Only one case, that of Jerry Hinzman, a former paratrooper from Iowa, has been heard by the panel. That hearing took place in early December, and included two days of exhaustive questioning for Hinzman. But the board has issued no ruling and Jeffry House, the lawyer representing Hinzman, says it might be April before there is a decision.
If Hinzman's application is rejected, he could then appeal to Canada's court system, but that could take two years or more if the case went all the way to the Supreme Court of Canada.
Meanwhile, the other deserters are waiting in line for their applications to be heard, and Darrell Anderson's case isn't expected to come before the immigration board until late summer, according to House.

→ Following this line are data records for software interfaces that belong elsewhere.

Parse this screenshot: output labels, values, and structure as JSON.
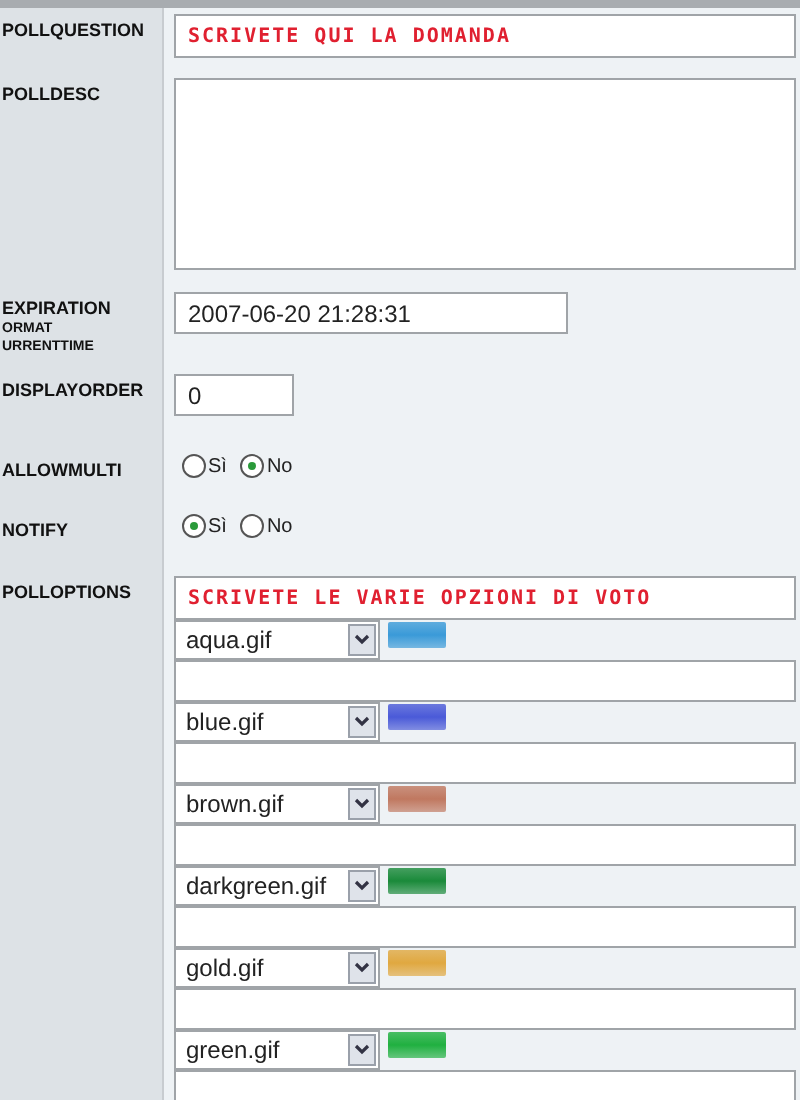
{
  "fields": [
    {
      "kind": "text",
      "label": [
        "POLLQUESTION"
      ],
      "value": "SCRIVETE QUI LA DOMANDA"
    },
    {
      "kind": "textarea",
      "label": [
        "POLLDESC"
      ]
    },
    {
      "kind": "date",
      "label": [
        "EXPIRATION",
        "ORMAT",
        "URRENTTIME"
      ],
      "value": "2007-06-20 21:28:31"
    },
    {
      "kind": "short",
      "label": [
        "DISPLAYORDER"
      ],
      "value": "0"
    },
    {
      "kind": "radio",
      "label": [
        "ALLOWMULTI"
      ],
      "options": [
        {
          "label": "Sì",
          "selected": false
        },
        {
          "label": "No",
          "selected": true
        }
      ]
    },
    {
      "kind": "radio",
      "label": [
        "NOTIFY"
      ],
      "options": [
        {
          "label": "Sì",
          "selected": true
        },
        {
          "label": "No",
          "selected": false
        }
      ]
    },
    {
      "kind": "text",
      "label": [
        "POLLOPTIONS"
      ],
      "value": "SCRIVETE LE VARIE OPZIONI DI VOTO"
    }
  ],
  "options": [
    {
      "image": "aqua.gif",
      "color": "#3a9ad8"
    },
    {
      "image": "blue.gif",
      "color": "#4a5ad8"
    },
    {
      "image": "brown.gif",
      "color": "#c07860"
    },
    {
      "image": "darkgreen.gif",
      "color": "#1a8a3a"
    },
    {
      "image": "gold.gif",
      "color": "#e0a840"
    },
    {
      "image": "green.gif",
      "color": "#20b040"
    }
  ]
}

It's also unclear just how many U.S. deserters have come to Canada. House says he is representing about half a dozen men who are seeking refugee status. One new deserter contacted him last week, he said. House also is representing a handful of U.S. servicemen who have family ties to Canada, and therefore should have an easier time of being admitted to the country. In addition, House says he is advising a few other U.S. deserters who are "living underground" in Canada and trying to decide whether to apply for legal refugee status or continue to lay low.
A Canadian group called the War Resisters Support Campaign — a coalition of religious groups, labor organizations and peace advocates — is trying to raise public support to persuade the Canadian government to adopt a blanket policy essentially welcoming the U.S. deserters who are already here and any more who want to come.
© 2005 Lexington Herald-Leader